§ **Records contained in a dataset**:

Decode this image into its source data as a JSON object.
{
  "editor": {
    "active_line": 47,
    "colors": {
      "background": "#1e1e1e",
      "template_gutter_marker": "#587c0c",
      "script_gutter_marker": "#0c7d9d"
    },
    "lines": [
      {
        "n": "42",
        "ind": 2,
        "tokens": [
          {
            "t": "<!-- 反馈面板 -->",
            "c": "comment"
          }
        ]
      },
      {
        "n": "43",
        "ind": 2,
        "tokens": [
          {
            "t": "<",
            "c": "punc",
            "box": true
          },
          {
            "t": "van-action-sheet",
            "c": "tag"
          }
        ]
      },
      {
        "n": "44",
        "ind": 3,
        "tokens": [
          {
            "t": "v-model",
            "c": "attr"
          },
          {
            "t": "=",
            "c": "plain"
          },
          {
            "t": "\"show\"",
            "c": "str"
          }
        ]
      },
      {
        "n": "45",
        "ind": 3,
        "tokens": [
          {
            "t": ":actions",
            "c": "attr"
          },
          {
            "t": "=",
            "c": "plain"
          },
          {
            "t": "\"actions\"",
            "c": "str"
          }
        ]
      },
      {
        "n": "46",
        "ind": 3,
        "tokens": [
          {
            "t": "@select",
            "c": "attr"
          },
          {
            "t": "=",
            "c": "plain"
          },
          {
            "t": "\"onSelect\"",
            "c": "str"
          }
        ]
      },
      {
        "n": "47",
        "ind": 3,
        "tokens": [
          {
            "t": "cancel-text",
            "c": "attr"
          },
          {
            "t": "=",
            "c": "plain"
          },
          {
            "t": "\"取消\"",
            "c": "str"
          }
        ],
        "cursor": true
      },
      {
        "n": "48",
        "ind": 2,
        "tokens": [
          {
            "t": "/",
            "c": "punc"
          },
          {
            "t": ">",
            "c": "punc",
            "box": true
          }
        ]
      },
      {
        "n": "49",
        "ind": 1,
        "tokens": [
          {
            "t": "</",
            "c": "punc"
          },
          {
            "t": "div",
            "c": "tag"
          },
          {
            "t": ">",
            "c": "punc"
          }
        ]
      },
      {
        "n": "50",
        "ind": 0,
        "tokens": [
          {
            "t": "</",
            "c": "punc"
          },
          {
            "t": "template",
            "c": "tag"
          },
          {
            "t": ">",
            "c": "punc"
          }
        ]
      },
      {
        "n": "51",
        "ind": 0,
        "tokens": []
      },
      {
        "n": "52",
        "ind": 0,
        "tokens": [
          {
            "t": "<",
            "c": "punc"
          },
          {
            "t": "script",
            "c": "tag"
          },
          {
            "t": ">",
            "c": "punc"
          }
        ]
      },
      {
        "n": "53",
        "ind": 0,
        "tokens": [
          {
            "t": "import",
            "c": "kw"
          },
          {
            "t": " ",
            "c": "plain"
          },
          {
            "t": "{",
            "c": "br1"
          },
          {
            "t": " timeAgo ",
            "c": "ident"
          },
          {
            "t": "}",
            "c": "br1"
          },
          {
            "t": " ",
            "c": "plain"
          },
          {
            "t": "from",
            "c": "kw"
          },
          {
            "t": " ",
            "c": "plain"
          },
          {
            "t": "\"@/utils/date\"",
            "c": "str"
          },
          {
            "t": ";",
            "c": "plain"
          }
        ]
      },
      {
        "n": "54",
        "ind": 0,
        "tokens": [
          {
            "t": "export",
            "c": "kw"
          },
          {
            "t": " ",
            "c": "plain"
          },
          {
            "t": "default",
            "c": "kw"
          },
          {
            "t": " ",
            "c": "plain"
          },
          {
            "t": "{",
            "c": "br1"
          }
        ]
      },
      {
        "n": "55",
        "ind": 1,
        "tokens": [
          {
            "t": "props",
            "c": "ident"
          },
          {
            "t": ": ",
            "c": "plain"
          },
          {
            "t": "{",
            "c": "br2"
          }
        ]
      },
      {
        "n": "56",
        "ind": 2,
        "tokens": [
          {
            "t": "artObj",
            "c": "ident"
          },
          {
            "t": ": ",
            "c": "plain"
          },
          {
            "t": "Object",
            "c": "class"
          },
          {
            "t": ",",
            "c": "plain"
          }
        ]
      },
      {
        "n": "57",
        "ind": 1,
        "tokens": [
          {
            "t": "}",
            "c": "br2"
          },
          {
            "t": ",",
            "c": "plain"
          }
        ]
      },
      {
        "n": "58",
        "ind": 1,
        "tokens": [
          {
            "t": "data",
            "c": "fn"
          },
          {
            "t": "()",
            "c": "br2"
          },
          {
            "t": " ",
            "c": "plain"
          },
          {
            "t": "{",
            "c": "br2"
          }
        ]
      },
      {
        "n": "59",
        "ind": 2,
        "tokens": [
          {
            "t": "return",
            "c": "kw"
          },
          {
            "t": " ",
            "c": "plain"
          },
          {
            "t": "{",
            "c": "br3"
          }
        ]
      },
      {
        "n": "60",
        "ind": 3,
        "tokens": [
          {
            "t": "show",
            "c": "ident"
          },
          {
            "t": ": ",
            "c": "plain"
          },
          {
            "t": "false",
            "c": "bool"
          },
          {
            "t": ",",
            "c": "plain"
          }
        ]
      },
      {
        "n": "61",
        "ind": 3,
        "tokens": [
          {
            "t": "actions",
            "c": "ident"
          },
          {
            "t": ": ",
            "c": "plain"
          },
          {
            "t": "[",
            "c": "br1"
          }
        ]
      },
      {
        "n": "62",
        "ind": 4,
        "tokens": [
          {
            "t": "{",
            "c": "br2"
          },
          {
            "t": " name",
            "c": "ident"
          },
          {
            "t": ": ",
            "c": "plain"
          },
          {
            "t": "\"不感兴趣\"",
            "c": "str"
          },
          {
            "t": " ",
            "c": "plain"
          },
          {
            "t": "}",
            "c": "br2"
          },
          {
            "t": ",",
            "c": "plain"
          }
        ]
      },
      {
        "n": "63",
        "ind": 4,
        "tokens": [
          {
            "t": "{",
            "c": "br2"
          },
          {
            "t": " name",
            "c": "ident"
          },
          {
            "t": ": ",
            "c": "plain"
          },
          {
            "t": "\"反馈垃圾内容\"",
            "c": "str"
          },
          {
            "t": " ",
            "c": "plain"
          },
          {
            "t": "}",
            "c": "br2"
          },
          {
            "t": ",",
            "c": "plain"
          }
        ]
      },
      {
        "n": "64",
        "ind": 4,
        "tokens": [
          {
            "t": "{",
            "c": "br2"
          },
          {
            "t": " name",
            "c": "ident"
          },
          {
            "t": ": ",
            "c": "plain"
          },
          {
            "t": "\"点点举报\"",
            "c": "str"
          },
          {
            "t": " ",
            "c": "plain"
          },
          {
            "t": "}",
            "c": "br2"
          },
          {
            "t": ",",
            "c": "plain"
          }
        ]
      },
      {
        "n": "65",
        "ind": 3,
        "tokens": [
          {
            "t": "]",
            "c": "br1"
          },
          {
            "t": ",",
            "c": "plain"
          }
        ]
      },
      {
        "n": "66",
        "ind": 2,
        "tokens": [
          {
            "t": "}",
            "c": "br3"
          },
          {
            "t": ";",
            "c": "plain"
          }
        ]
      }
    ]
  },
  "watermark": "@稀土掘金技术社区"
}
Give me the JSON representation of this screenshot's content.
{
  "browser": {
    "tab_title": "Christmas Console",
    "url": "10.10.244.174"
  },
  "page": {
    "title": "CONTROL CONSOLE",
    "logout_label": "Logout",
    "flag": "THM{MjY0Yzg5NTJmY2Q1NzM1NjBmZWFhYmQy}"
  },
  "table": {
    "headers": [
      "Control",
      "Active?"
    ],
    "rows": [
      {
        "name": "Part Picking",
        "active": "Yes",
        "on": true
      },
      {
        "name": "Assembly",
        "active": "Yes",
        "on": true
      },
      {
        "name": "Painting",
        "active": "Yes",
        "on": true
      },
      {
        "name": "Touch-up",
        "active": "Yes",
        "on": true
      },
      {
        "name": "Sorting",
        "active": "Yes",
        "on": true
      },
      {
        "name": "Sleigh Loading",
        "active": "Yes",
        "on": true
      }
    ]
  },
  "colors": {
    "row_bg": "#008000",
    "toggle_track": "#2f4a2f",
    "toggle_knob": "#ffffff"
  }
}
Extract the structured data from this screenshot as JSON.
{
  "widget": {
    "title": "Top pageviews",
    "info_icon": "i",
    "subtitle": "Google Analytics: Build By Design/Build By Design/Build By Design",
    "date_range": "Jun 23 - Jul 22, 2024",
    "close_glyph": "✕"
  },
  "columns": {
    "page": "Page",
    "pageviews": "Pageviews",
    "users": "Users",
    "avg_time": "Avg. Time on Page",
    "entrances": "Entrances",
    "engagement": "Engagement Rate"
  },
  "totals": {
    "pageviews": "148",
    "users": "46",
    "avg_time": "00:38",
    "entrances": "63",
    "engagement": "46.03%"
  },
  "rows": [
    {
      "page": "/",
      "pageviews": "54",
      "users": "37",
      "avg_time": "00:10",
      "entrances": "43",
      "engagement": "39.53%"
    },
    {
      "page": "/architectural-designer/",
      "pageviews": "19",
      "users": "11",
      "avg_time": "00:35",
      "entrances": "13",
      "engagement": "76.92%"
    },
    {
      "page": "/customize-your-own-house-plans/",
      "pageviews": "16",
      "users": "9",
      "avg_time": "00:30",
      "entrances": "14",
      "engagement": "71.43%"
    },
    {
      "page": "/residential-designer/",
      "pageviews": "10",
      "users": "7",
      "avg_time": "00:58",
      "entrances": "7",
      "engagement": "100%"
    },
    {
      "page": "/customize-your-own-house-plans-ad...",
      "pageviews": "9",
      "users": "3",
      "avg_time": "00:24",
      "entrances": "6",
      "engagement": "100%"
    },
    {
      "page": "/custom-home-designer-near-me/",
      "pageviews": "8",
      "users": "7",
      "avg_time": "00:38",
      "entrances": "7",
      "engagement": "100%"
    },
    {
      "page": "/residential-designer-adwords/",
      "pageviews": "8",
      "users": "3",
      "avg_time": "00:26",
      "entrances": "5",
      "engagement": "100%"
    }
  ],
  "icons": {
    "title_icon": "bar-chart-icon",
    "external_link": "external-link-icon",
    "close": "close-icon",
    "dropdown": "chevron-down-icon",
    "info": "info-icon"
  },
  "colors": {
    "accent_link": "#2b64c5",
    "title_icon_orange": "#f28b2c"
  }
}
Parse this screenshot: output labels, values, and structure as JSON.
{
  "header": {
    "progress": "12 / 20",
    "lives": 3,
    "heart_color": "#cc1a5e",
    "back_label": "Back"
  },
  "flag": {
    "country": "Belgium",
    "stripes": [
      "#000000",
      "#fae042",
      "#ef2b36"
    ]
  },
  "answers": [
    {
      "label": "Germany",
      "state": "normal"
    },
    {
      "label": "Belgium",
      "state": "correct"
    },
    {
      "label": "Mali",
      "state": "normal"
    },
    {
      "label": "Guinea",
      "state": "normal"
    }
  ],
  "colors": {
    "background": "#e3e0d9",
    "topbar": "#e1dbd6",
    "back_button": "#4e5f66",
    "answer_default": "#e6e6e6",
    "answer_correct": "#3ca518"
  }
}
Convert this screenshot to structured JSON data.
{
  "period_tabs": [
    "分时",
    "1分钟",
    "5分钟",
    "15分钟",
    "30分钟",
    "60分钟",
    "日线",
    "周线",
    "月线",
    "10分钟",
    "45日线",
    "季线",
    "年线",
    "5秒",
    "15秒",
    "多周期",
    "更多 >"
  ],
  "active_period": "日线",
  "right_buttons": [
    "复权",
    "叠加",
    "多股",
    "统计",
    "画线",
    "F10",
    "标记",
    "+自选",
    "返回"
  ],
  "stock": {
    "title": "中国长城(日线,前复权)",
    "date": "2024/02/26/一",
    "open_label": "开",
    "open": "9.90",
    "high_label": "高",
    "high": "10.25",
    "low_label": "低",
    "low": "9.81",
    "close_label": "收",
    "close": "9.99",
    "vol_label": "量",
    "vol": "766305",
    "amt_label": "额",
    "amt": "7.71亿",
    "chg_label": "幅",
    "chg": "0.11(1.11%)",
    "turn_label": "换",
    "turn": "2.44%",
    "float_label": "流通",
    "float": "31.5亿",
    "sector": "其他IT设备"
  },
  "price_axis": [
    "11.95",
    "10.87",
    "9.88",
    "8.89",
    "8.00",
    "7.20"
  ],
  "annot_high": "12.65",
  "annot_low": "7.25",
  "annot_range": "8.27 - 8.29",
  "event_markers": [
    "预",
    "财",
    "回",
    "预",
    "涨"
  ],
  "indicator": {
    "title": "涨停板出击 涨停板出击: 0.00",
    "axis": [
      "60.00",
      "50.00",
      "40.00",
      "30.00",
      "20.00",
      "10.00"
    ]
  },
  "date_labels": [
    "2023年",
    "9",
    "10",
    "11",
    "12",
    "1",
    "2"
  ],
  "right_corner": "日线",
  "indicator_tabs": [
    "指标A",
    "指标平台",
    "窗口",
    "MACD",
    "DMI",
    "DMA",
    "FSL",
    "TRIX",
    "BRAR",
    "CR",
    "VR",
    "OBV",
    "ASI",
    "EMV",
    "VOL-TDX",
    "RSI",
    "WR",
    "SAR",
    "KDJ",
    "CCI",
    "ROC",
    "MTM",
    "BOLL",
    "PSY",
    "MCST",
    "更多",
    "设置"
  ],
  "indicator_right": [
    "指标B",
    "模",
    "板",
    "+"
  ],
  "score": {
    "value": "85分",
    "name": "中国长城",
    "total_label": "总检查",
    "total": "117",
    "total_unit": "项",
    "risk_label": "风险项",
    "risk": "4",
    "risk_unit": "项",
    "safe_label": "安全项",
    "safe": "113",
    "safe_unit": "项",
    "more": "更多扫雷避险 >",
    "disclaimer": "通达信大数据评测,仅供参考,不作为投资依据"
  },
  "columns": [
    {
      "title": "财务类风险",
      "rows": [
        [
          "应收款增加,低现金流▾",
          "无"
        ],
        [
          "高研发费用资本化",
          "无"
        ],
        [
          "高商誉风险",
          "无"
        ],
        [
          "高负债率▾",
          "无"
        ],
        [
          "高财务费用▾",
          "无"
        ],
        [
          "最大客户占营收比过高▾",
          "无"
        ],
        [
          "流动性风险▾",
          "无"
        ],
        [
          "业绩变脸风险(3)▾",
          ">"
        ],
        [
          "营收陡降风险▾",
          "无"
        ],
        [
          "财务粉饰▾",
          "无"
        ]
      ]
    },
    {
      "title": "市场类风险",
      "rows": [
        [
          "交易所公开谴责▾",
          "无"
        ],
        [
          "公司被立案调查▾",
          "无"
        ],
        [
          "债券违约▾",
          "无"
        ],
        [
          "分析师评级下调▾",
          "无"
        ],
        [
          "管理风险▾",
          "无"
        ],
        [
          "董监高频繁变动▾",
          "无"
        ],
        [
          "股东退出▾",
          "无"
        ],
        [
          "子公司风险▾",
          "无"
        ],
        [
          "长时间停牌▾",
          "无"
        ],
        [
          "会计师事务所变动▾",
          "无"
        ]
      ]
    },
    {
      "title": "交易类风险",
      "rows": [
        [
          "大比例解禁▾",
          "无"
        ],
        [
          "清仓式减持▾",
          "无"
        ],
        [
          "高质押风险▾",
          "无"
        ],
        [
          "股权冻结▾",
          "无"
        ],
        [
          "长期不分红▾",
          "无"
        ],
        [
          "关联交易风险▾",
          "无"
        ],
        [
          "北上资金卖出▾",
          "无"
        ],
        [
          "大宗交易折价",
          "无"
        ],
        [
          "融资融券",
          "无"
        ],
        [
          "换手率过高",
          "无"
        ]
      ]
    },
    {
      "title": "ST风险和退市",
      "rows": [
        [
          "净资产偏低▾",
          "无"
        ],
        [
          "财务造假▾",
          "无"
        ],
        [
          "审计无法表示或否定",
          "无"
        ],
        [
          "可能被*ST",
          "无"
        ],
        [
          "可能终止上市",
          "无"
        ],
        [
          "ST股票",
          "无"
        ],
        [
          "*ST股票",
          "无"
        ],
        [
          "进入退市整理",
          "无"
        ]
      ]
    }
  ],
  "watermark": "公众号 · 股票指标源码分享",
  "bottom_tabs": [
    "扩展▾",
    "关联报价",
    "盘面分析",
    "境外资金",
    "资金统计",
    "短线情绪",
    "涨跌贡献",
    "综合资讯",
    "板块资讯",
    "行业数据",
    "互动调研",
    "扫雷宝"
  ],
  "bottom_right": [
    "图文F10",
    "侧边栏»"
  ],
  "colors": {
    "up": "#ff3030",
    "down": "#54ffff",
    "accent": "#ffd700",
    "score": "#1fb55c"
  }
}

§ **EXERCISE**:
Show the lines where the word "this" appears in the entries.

§ **RESULT BELOW**:
Decode this image into its source data as a JSON object.
Give me the JSON representation of this screenshot's content.
Extract the structured data from this screenshot as JSON.
Parse this screenshot: output labels, values, and structure as JSON.
Convert this screenshot to structured JSON data.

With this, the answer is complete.